George Sellios sits down with Allen Keller to discuss a few simple things he uses for his model railroad yard design that add a great deal to the railroad. George expresses five of the most common details that he has used in his model railroad yard design, which are broken pieces of glass, scrap wood, scrap paper, metal banding, and a pile of tie plates. George takes you through his techniques for using these five items to enhance any model railroad yard design.
There are a number of ways to add realism to your model railroad layouts, and one of the easiest and most useful is to create lifelike model railroad backdrop scenery. With a well made backdrop, the elements of your layout appear to continue off into the horizon and convince the viewer that there’s more toWatch Now >>
Oftentimes when building a model railroad layout, it’s beneficial to utilize a stacked scene with multiple levels. Multilevel model train benchwork offers a number of unique advantages to a scene, one of which being the illusion of grander scale. For instance, you might employ the layout of the multilevel model train benchwork if you wereWatch Now >>
The first thing you have to consider when building the benchwork for a new model railroad scene is the type of layout you are looking to construct. There are pros and cons to the various types of benchwork, so it’s important to understand the components of your project before you get started on the frame.Watch Now >>

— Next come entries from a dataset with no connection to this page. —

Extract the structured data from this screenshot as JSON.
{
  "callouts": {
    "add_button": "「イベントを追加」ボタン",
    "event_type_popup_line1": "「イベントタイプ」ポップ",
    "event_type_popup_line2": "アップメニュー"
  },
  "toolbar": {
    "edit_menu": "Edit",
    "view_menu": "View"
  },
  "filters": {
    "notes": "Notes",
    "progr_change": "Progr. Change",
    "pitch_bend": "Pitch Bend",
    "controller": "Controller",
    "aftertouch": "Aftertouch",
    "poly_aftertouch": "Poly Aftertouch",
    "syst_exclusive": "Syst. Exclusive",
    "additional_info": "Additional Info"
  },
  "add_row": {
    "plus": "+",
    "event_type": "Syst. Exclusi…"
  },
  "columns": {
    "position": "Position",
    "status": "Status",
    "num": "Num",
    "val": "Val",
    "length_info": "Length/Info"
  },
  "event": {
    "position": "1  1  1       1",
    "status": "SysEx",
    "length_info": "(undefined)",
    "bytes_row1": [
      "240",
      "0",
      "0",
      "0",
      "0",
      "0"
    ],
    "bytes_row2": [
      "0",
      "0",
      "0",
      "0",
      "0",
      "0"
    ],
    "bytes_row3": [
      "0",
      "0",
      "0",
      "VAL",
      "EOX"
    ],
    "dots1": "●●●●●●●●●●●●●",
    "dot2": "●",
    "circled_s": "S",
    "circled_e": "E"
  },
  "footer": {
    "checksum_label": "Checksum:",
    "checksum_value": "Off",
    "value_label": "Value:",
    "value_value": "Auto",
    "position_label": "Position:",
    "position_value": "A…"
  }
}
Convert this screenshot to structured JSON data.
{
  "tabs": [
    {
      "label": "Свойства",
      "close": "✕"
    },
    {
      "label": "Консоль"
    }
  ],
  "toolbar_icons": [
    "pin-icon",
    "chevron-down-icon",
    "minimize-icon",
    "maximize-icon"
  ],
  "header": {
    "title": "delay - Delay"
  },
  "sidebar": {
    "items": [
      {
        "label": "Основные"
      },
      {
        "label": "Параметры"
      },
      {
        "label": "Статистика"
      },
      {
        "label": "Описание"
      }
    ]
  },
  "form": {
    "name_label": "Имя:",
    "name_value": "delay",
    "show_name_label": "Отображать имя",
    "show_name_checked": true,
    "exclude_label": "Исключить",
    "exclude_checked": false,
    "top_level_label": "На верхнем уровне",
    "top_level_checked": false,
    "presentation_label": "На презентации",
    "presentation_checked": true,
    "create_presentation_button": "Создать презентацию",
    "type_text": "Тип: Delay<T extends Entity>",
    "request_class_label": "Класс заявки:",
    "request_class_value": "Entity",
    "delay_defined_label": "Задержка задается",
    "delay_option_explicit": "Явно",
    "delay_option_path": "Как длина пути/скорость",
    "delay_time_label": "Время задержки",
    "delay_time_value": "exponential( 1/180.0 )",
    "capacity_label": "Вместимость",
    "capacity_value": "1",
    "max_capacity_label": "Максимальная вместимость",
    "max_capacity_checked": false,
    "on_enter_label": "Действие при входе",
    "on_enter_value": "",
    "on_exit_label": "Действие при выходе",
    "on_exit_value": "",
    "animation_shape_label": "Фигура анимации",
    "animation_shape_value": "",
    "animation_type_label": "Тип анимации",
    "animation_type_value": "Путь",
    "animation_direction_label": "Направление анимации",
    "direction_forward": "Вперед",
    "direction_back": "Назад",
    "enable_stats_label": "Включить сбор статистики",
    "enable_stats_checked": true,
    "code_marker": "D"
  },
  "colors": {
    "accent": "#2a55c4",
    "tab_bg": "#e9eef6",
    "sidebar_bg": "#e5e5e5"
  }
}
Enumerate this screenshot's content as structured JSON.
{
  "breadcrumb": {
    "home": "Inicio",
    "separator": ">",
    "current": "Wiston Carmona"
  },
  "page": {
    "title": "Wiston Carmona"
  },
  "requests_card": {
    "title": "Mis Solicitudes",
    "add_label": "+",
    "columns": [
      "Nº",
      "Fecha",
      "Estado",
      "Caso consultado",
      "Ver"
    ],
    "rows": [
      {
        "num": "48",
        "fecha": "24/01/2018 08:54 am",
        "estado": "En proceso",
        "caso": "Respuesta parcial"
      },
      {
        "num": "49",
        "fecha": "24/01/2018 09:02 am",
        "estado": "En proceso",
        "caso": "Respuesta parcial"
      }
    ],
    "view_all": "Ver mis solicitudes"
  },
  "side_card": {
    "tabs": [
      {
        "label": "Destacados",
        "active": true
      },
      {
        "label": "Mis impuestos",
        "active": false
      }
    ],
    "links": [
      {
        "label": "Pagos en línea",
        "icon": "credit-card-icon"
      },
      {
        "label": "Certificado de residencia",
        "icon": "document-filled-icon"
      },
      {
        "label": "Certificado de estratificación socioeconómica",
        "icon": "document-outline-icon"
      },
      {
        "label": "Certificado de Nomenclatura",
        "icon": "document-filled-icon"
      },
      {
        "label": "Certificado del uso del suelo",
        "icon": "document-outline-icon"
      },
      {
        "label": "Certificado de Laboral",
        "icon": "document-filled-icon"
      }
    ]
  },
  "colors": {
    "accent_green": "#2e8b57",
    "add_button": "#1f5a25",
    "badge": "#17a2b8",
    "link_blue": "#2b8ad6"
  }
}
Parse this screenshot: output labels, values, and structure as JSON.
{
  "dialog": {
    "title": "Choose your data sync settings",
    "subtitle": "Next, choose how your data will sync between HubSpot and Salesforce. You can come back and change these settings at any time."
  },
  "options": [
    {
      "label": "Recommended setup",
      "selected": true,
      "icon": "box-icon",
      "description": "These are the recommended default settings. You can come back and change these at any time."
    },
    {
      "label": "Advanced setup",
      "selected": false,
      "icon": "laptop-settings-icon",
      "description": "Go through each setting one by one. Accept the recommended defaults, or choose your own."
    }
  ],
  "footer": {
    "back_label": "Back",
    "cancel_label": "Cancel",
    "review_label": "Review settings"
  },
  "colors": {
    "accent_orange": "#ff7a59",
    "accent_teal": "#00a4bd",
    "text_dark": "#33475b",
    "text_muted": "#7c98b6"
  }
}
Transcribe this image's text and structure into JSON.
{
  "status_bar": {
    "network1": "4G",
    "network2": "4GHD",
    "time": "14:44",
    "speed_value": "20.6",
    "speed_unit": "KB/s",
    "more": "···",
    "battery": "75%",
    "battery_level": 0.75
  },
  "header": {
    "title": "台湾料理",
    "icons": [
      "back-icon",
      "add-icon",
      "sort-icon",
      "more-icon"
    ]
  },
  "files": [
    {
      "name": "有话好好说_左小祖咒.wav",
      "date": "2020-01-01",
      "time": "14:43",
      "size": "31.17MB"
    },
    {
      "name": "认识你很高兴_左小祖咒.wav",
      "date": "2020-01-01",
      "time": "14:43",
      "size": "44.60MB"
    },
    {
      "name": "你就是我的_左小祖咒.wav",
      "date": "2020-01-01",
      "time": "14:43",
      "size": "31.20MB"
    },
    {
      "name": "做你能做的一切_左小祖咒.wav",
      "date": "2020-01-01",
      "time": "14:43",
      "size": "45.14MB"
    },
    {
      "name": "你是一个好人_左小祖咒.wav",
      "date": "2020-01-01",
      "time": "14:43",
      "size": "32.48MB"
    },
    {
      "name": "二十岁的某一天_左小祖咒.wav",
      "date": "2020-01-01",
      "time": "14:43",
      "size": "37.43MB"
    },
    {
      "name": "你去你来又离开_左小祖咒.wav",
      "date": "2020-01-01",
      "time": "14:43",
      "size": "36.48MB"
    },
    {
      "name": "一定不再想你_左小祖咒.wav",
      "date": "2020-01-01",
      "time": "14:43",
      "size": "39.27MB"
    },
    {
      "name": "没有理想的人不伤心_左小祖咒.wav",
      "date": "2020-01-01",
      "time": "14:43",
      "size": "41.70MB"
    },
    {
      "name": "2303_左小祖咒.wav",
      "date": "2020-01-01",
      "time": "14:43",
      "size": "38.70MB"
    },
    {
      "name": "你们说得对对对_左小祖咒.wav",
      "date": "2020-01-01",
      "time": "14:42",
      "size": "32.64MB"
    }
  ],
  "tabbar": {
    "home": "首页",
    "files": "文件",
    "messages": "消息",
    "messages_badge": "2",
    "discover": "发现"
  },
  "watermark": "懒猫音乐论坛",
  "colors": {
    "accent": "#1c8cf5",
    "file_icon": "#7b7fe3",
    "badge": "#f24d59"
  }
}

Not every stop along a major railroad is complete with town center, service station and saloon–some components of a railway are just small stopovers en route to the final destination. This is the case for Cooper, a long passing siding that connects the main lines of C&S Railway. In our next segment covering the branchWatch Now >>